━━ DATA SECTION ━━
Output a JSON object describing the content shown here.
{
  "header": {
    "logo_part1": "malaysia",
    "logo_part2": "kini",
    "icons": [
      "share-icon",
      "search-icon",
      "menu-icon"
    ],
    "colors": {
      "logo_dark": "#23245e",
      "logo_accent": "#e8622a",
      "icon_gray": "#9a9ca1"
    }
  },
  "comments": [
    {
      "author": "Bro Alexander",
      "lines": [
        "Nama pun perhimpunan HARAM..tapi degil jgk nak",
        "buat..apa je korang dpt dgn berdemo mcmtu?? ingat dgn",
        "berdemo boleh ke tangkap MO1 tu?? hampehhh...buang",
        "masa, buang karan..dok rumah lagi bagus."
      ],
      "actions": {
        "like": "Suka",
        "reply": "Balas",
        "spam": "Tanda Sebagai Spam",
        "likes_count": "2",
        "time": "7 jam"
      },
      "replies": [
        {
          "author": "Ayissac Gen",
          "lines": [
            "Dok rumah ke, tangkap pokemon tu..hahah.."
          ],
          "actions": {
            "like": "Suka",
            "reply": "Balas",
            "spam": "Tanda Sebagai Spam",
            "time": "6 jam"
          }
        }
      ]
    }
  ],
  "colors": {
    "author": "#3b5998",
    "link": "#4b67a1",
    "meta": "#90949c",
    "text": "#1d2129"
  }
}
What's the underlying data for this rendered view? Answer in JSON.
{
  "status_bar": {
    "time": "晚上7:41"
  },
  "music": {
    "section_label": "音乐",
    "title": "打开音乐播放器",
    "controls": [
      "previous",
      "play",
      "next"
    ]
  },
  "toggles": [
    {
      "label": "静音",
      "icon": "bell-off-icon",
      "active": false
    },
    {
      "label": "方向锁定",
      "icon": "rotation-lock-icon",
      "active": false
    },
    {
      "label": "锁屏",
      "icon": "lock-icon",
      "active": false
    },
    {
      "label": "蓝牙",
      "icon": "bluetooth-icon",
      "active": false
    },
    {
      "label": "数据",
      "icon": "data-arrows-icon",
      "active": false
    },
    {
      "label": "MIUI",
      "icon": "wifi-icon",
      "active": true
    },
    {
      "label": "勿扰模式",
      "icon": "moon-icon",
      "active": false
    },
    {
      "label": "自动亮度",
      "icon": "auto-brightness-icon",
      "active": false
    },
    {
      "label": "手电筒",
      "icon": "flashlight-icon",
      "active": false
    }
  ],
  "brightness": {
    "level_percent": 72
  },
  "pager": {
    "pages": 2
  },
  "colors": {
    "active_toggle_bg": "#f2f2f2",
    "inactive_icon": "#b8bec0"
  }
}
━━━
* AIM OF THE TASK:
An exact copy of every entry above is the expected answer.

* YOUR RESPONSE:
Output a JSON object describing the content shown here.
{
  "header": {
    "logo_part1": "malaysia",
    "logo_part2": "kini",
    "icons": [
      "share-icon",
      "search-icon",
      "menu-icon"
    ],
    "colors": {
      "logo_dark": "#23245e",
      "logo_accent": "#e8622a",
      "icon_gray": "#9a9ca1"
    }
  },
  "comments": [
    {
      "author": "Bro Alexander",
      "lines": [
        "Nama pun perhimpunan HARAM..tapi degil jgk nak",
        "buat..apa je korang dpt dgn berdemo mcmtu?? ingat dgn",
        "berdemo boleh ke tangkap MO1 tu?? hampehhh...buang",
        "masa, buang karan..dok rumah lagi bagus."
      ],
      "actions": {
        "like": "Suka",
        "reply": "Balas",
        "spam": "Tanda Sebagai Spam",
        "likes_count": "2",
        "time": "7 jam"
      },
      "replies": [
        {
          "author": "Ayissac Gen",
          "lines": [
            "Dok rumah ke, tangkap pokemon tu..hahah.."
          ],
          "actions": {
            "like": "Suka",
            "reply": "Balas",
            "spam": "Tanda Sebagai Spam",
            "time": "6 jam"
          }
        }
      ]
    }
  ],
  "colors": {
    "author": "#3b5998",
    "link": "#4b67a1",
    "meta": "#90949c",
    "text": "#1d2129"
  }
}
What's the underlying data for this rendered view? Answer in JSON.
{
  "status_bar": {
    "time": "晚上7:41"
  },
  "music": {
    "section_label": "音乐",
    "title": "打开音乐播放器",
    "controls": [
      "previous",
      "play",
      "next"
    ]
  },
  "toggles": [
    {
      "label": "静音",
      "icon": "bell-off-icon",
      "active": false
    },
    {
      "label": "方向锁定",
      "icon": "rotation-lock-icon",
      "active": false
    },
    {
      "label": "锁屏",
      "icon": "lock-icon",
      "active": false
    },
    {
      "label": "蓝牙",
      "icon": "bluetooth-icon",
      "active": false
    },
    {
      "label": "数据",
      "icon": "data-arrows-icon",
      "active": false
    },
    {
      "label": "MIUI",
      "icon": "wifi-icon",
      "active": true
    },
    {
      "label": "勿扰模式",
      "icon": "moon-icon",
      "active": false
    },
    {
      "label": "自动亮度",
      "icon": "auto-brightness-icon",
      "active": false
    },
    {
      "label": "手电筒",
      "icon": "flashlight-icon",
      "active": false
    }
  ],
  "brightness": {
    "level_percent": 72
  },
  "pager": {
    "pages": 2
  },
  "colors": {
    "active_toggle_bg": "#f2f2f2",
    "inactive_icon": "#b8bec0"
  }
}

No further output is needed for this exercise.